Poker is an exciting and popular card game that has a rich history and a bright future. It has spawned countless variations and is enjoyed in many countries around the world, including the United States and Canada.
Poker requires skill – the ability to recognize whether your actions have positive expected value and will likely win you money over time. You also need to understand the psychology behind your opponents and how you should react in a given situation.
A lot of people who play poker do so for a variety of reasons, from the opportunity to make money to the competitiveness of the game itself. The most common motivation for someone to stick with the game is the prospect of winning at some point.
In the long run, however, the most important factor in whether you win or lose is your skills. Every action in poker involves small decisions that require your skill to determine whether they have positive expectation and will ultimately be profitable over time.
There are some basic rules to poker that apply to most forms of the game. For example, most games award the pot to the player holding the best hand as per the standard ranking of poker hands.
Often, players must place an initial amount of money into the pot before the cards are dealt. This is called a forced bet and can take several forms, including antes, blinds, and bring-ins.

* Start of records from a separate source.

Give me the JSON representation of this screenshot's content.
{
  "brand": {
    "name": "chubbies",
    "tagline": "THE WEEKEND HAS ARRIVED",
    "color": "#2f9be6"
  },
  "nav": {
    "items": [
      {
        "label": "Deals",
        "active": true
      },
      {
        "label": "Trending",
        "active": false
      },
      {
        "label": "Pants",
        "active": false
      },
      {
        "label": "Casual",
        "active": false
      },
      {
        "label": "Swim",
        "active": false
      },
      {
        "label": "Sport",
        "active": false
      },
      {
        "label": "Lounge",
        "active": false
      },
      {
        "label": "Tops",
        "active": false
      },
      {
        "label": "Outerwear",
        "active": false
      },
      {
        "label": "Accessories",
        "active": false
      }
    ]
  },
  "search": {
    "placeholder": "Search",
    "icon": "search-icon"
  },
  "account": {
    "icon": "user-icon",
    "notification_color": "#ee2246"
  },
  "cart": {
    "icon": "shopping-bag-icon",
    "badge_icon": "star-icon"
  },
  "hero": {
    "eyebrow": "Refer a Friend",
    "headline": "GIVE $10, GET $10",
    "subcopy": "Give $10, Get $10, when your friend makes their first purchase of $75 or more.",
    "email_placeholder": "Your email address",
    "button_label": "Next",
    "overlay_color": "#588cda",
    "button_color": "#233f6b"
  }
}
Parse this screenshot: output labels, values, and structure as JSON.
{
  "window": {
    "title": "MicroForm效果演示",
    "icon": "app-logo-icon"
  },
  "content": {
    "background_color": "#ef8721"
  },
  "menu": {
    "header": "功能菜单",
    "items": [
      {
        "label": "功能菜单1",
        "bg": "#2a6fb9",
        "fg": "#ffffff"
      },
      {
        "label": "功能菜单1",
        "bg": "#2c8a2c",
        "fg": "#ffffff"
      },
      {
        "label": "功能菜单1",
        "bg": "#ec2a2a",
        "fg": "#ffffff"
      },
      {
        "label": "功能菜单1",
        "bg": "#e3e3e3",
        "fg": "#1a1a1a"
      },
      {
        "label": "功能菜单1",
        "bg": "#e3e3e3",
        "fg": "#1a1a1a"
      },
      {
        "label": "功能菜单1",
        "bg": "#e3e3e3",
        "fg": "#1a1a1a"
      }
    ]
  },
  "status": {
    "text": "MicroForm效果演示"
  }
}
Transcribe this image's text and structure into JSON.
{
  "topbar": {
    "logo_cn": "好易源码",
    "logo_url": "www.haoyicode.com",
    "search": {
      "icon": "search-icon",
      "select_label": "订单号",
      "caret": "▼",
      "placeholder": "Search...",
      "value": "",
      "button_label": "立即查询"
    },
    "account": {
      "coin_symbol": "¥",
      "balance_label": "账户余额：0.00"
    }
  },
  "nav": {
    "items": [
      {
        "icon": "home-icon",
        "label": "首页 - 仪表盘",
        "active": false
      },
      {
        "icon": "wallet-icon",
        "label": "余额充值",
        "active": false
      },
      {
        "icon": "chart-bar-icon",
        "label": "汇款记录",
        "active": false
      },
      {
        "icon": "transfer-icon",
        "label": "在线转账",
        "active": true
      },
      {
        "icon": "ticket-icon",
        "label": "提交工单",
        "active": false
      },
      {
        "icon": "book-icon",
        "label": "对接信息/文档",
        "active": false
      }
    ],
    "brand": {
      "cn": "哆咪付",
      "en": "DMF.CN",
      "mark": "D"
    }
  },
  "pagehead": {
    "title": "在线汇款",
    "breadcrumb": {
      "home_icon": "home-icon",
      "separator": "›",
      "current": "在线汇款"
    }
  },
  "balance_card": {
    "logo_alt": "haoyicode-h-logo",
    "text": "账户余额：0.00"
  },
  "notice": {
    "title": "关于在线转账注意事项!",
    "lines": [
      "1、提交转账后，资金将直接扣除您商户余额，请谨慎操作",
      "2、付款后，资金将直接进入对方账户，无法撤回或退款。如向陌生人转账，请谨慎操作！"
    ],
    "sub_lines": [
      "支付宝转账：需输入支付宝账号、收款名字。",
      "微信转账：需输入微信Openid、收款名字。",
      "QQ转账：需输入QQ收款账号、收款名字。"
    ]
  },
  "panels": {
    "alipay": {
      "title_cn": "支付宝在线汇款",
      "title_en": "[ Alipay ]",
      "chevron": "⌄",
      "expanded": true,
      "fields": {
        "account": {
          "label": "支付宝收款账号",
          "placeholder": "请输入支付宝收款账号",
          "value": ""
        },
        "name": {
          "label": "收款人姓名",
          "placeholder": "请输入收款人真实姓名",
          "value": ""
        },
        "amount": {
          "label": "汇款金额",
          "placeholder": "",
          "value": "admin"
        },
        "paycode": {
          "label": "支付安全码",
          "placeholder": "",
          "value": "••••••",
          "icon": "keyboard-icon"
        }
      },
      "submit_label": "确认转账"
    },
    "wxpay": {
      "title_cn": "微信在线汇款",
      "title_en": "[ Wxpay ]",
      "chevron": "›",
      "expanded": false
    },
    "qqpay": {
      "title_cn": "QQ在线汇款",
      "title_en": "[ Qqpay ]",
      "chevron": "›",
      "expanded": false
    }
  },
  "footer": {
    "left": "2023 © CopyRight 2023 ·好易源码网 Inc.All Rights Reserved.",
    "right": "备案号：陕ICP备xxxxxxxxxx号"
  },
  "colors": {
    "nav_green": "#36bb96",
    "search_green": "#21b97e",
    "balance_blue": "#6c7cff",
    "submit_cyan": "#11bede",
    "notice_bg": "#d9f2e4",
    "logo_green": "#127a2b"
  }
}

Most forms of poker also allow players to bluff. If a player holds a superior hand but other players do not call, they may win the pot by bluffing. This is especially true in poker games that rank hands according to the frequency of combinations of cards.